→ Problem:
Return the listing exactly, please; no pictures.

→ Data extract:
-- Opening Marker --
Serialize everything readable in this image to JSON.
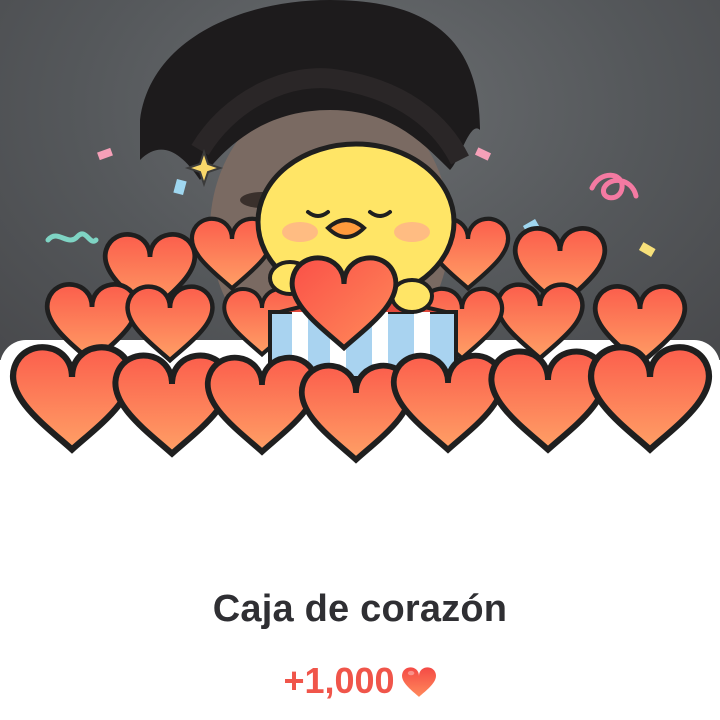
{
  "reward_popup": {
    "title": "Caja de corazón",
    "amount": "+1,000",
    "amount_icon": "heart-icon",
    "illustration": "yellow-chick-with-hearts",
    "colors": {
      "accent": "#f0554a",
      "heart_top": "#fb6b4f",
      "heart_bottom": "#ff9a63",
      "chick": "#ffe566",
      "title_text": "#2f2f33"
    }
  }
}
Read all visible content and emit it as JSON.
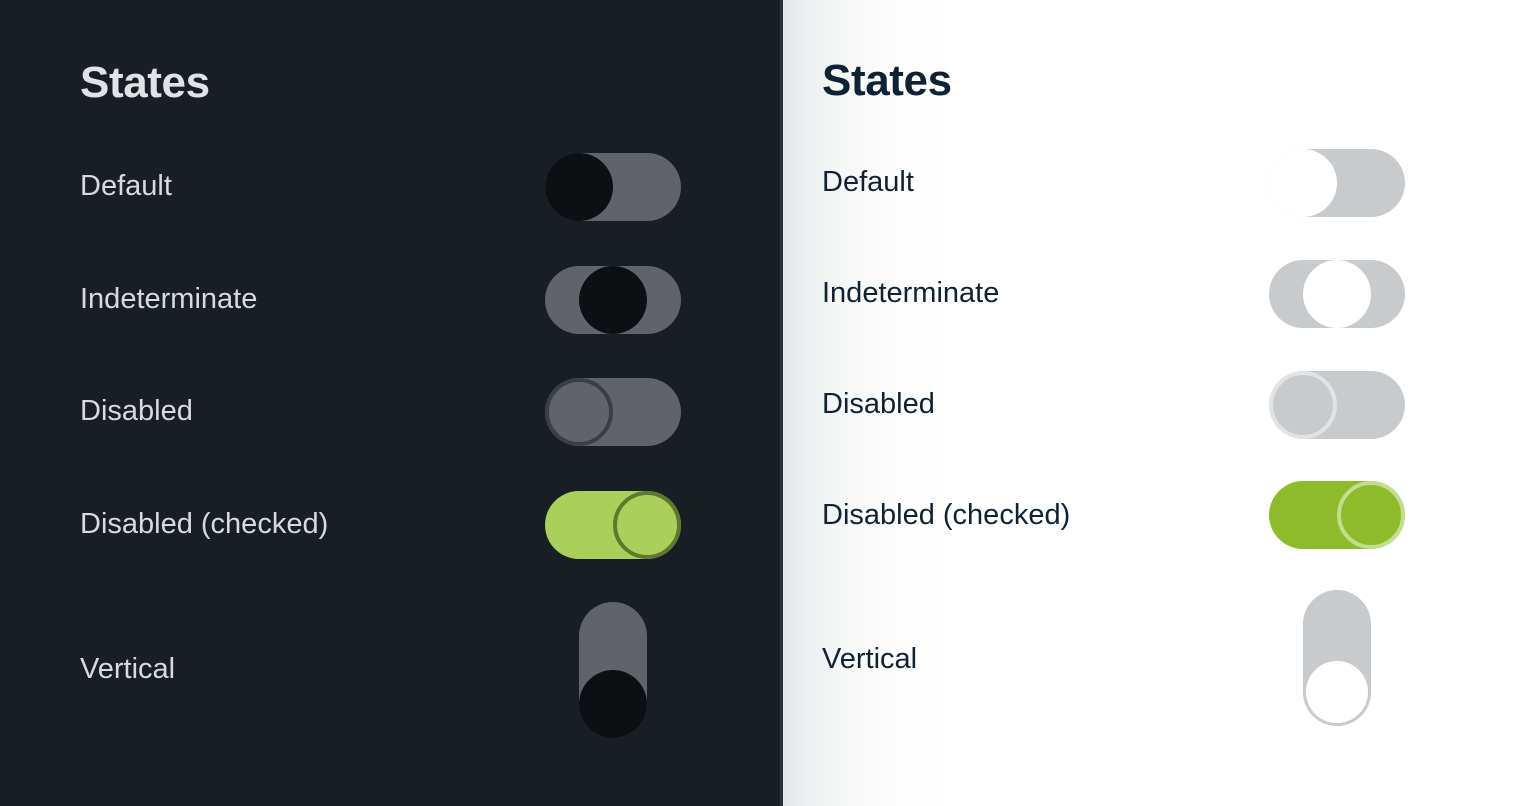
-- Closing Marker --
→ Written solution:
Serialize everything readable in this image to JSON.
{
  "reward_popup": {
    "title": "Caja de corazón",
    "amount": "+1,000",
    "amount_icon": "heart-icon",
    "illustration": "yellow-chick-with-hearts",
    "colors": {
      "accent": "#f0554a",
      "heart_top": "#fb6b4f",
      "heart_bottom": "#ff9a63",
      "chick": "#ffe566",
      "title_text": "#2f2f33"
    }
  }
}
Read all visible content and emit it as JSON.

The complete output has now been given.